Please return all of the records that follow, exactly as written.

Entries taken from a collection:
== Segment start ==
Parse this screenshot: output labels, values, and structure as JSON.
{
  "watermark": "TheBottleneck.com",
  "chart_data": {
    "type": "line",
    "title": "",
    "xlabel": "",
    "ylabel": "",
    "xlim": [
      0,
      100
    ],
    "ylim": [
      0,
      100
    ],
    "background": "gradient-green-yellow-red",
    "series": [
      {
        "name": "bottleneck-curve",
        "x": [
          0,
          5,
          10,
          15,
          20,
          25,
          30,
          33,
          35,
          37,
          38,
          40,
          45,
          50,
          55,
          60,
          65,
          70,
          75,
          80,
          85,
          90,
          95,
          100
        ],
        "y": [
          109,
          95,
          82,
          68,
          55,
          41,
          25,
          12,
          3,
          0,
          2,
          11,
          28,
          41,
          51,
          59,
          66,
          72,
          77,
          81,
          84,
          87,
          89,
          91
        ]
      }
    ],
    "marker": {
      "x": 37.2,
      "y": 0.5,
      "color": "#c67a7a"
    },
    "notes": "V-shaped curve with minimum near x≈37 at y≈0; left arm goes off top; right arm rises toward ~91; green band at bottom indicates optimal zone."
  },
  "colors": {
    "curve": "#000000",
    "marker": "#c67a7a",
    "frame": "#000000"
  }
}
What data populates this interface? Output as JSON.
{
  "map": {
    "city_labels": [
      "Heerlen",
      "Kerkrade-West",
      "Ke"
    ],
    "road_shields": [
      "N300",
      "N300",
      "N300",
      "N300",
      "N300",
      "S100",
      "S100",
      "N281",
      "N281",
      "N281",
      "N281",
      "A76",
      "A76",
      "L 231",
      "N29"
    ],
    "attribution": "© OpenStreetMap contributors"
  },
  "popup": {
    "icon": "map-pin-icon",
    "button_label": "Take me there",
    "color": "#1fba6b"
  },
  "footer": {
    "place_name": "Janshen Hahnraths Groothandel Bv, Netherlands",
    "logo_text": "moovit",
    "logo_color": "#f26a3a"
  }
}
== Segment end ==
ANSWER TO THE PROBLEM -
Parse this screenshot: output labels, values, and structure as JSON.
{
  "watermark": "TheBottleneck.com",
  "chart_data": {
    "type": "line",
    "title": "",
    "xlabel": "",
    "ylabel": "",
    "xlim": [
      0,
      100
    ],
    "ylim": [
      0,
      100
    ],
    "background": "gradient-green-yellow-red",
    "series": [
      {
        "name": "bottleneck-curve",
        "x": [
          0,
          5,
          10,
          15,
          20,
          25,
          30,
          33,
          35,
          37,
          38,
          40,
          45,
          50,
          55,
          60,
          65,
          70,
          75,
          80,
          85,
          90,
          95,
          100
        ],
        "y": [
          109,
          95,
          82,
          68,
          55,
          41,
          25,
          12,
          3,
          0,
          2,
          11,
          28,
          41,
          51,
          59,
          66,
          72,
          77,
          81,
          84,
          87,
          89,
          91
        ]
      }
    ],
    "marker": {
      "x": 37.2,
      "y": 0.5,
      "color": "#c67a7a"
    },
    "notes": "V-shaped curve with minimum near x≈37 at y≈0; left arm goes off top; right arm rises toward ~91; green band at bottom indicates optimal zone."
  },
  "colors": {
    "curve": "#000000",
    "marker": "#c67a7a",
    "frame": "#000000"
  }
}
What data populates this interface? Output as JSON.
{
  "map": {
    "city_labels": [
      "Heerlen",
      "Kerkrade-West",
      "Ke"
    ],
    "road_shields": [
      "N300",
      "N300",
      "N300",
      "N300",
      "N300",
      "S100",
      "S100",
      "N281",
      "N281",
      "N281",
      "N281",
      "A76",
      "A76",
      "L 231",
      "N29"
    ],
    "attribution": "© OpenStreetMap contributors"
  },
  "popup": {
    "icon": "map-pin-icon",
    "button_label": "Take me there",
    "color": "#1fba6b"
  },
  "footer": {
    "place_name": "Janshen Hahnraths Groothandel Bv, Netherlands",
    "logo_text": "moovit",
    "logo_color": "#f26a3a"
  }
}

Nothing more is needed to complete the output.